Recorded data:

== Segment start ==

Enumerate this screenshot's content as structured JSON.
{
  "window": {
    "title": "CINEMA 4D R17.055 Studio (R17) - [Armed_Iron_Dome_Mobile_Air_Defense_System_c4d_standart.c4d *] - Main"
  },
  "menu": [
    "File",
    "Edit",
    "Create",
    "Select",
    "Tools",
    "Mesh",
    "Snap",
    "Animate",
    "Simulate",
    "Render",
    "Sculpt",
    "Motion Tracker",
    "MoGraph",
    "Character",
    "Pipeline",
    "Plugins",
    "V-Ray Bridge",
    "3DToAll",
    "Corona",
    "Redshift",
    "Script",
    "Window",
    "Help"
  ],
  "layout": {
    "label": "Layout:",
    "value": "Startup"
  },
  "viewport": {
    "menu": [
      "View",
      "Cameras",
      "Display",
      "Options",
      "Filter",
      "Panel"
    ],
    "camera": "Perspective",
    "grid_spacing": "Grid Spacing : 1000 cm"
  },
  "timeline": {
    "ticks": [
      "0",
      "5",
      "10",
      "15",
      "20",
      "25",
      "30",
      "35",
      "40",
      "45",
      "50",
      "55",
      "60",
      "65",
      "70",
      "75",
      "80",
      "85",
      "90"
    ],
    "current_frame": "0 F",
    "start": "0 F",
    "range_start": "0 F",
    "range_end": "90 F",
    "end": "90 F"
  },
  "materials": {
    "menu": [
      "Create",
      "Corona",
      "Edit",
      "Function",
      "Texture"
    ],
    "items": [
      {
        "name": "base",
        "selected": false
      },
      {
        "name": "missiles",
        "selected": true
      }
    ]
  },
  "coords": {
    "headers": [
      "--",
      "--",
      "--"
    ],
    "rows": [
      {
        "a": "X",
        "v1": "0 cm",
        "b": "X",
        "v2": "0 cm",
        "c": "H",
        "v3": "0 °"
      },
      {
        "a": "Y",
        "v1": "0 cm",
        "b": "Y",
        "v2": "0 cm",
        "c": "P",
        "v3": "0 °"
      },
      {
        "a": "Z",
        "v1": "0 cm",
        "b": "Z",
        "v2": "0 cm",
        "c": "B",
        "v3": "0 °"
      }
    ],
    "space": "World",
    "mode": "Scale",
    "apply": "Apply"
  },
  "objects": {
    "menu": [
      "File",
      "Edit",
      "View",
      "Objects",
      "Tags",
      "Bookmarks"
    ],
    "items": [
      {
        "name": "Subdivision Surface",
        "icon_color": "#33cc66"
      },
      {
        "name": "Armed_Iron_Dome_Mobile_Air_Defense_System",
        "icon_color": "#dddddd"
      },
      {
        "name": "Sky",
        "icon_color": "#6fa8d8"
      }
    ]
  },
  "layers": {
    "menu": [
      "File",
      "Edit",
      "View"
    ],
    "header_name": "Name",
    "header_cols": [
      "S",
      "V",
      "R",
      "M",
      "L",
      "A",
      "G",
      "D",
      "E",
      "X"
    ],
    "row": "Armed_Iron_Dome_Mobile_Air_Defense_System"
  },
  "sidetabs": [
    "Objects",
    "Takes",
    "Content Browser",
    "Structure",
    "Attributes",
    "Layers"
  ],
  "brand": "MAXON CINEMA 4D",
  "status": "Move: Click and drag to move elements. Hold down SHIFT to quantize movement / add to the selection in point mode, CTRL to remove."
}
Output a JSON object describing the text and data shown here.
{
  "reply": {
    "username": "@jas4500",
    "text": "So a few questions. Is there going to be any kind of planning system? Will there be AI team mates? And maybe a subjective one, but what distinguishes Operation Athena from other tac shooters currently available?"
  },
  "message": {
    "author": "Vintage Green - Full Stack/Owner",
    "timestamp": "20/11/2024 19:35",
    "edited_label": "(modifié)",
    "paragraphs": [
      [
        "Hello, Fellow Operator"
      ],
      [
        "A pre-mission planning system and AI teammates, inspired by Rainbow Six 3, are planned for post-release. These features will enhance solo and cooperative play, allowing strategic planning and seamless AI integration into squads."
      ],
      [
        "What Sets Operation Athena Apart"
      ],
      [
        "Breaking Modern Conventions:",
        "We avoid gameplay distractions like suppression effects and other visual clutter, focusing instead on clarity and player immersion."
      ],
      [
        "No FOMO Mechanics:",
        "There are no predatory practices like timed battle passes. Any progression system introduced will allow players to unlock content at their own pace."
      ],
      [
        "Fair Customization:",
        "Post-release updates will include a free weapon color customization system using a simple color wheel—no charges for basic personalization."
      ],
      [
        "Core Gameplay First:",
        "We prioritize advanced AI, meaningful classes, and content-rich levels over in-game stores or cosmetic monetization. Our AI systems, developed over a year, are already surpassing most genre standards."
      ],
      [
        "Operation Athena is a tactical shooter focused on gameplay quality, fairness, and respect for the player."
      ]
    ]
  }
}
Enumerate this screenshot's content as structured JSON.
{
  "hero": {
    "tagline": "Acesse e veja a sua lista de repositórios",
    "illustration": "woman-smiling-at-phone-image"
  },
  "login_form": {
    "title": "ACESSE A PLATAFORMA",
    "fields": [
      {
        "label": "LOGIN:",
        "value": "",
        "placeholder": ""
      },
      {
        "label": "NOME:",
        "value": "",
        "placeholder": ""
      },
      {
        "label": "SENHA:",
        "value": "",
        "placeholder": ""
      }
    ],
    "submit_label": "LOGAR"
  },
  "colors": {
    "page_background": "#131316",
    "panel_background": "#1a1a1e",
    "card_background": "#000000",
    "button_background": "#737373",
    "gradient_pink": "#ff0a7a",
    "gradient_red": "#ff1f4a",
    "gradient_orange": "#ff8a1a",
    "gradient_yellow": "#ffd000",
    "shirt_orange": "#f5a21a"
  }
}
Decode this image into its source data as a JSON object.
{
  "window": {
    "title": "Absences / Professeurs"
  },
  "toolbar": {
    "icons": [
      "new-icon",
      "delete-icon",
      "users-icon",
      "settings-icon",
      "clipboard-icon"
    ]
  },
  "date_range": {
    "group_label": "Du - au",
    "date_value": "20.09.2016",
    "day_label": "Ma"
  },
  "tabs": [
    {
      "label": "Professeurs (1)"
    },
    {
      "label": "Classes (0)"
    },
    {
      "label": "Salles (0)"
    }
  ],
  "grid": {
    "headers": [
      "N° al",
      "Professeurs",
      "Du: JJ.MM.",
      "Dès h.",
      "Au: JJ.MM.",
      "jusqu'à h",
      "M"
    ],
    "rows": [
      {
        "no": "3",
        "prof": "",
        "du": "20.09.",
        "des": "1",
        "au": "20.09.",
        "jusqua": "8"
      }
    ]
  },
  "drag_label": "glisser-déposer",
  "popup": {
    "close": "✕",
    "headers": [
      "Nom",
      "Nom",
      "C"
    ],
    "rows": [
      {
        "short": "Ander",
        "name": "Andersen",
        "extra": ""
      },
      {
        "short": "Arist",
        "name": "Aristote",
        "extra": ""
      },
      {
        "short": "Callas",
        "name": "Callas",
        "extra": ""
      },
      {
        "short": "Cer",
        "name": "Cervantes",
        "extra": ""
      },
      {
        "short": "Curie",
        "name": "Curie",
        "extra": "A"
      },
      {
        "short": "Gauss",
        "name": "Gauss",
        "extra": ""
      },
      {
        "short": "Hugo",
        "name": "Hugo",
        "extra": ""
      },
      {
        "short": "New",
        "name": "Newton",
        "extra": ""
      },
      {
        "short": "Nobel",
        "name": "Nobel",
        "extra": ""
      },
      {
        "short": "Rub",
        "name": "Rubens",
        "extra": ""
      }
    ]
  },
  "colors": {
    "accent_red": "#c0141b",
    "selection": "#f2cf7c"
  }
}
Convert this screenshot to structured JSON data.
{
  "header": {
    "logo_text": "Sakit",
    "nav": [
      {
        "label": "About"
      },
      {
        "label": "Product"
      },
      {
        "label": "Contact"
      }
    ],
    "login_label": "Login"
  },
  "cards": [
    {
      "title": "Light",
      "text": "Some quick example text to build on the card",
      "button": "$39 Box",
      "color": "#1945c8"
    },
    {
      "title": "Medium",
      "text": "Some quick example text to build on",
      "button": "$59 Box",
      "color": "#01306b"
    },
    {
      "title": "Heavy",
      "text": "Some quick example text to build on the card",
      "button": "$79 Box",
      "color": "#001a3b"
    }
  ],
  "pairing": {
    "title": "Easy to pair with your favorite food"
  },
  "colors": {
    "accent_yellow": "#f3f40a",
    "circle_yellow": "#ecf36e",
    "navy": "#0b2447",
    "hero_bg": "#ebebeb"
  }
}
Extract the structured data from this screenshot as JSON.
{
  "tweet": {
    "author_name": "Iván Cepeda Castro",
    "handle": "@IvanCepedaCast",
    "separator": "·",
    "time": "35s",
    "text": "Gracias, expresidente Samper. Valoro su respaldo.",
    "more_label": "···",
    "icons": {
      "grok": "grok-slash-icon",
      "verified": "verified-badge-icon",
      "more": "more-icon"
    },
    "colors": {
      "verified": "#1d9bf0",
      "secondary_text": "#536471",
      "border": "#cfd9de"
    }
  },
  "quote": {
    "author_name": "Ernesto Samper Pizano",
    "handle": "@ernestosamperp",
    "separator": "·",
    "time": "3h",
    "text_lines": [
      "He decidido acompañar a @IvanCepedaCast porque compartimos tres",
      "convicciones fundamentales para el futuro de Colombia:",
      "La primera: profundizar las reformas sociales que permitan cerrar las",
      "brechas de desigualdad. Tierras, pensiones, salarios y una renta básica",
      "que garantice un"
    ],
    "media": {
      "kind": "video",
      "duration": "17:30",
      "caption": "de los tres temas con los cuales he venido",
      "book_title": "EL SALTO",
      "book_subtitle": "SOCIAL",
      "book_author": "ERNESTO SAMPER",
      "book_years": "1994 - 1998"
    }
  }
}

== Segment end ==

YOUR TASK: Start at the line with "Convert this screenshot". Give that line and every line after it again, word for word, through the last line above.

TASK SOLUTION:
Convert this screenshot to structured JSON data.
{
  "header": {
    "logo_text": "Sakit",
    "nav": [
      {
        "label": "About"
      },
      {
        "label": "Product"
      },
      {
        "label": "Contact"
      }
    ],
    "login_label": "Login"
  },
  "cards": [
    {
      "title": "Light",
      "text": "Some quick example text to build on the card",
      "button": "$39 Box",
      "color": "#1945c8"
    },
    {
      "title": "Medium",
      "text": "Some quick example text to build on",
      "button": "$59 Box",
      "color": "#01306b"
    },
    {
      "title": "Heavy",
      "text": "Some quick example text to build on the card",
      "button": "$79 Box",
      "color": "#001a3b"
    }
  ],
  "pairing": {
    "title": "Easy to pair with your favorite food"
  },
  "colors": {
    "accent_yellow": "#f3f40a",
    "circle_yellow": "#ecf36e",
    "navy": "#0b2447",
    "hero_bg": "#ebebeb"
  }
}
Extract the structured data from this screenshot as JSON.
{
  "tweet": {
    "author_name": "Iván Cepeda Castro",
    "handle": "@IvanCepedaCast",
    "separator": "·",
    "time": "35s",
    "text": "Gracias, expresidente Samper. Valoro su respaldo.",
    "more_label": "···",
    "icons": {
      "grok": "grok-slash-icon",
      "verified": "verified-badge-icon",
      "more": "more-icon"
    },
    "colors": {
      "verified": "#1d9bf0",
      "secondary_text": "#536471",
      "border": "#cfd9de"
    }
  },
  "quote": {
    "author_name": "Ernesto Samper Pizano",
    "handle": "@ernestosamperp",
    "separator": "·",
    "time": "3h",
    "text_lines": [
      "He decidido acompañar a @IvanCepedaCast porque compartimos tres",
      "convicciones fundamentales para el futuro de Colombia:",
      "La primera: profundizar las reformas sociales que permitan cerrar las",
      "brechas de desigualdad. Tierras, pensiones, salarios y una renta básica",
      "que garantice un"
    ],
    "media": {
      "kind": "video",
      "duration": "17:30",
      "caption": "de los tres temas con los cuales he venido",
      "book_title": "EL SALTO",
      "book_subtitle": "SOCIAL",
      "book_author": "ERNESTO SAMPER",
      "book_years": "1994 - 1998"
    }
  }
}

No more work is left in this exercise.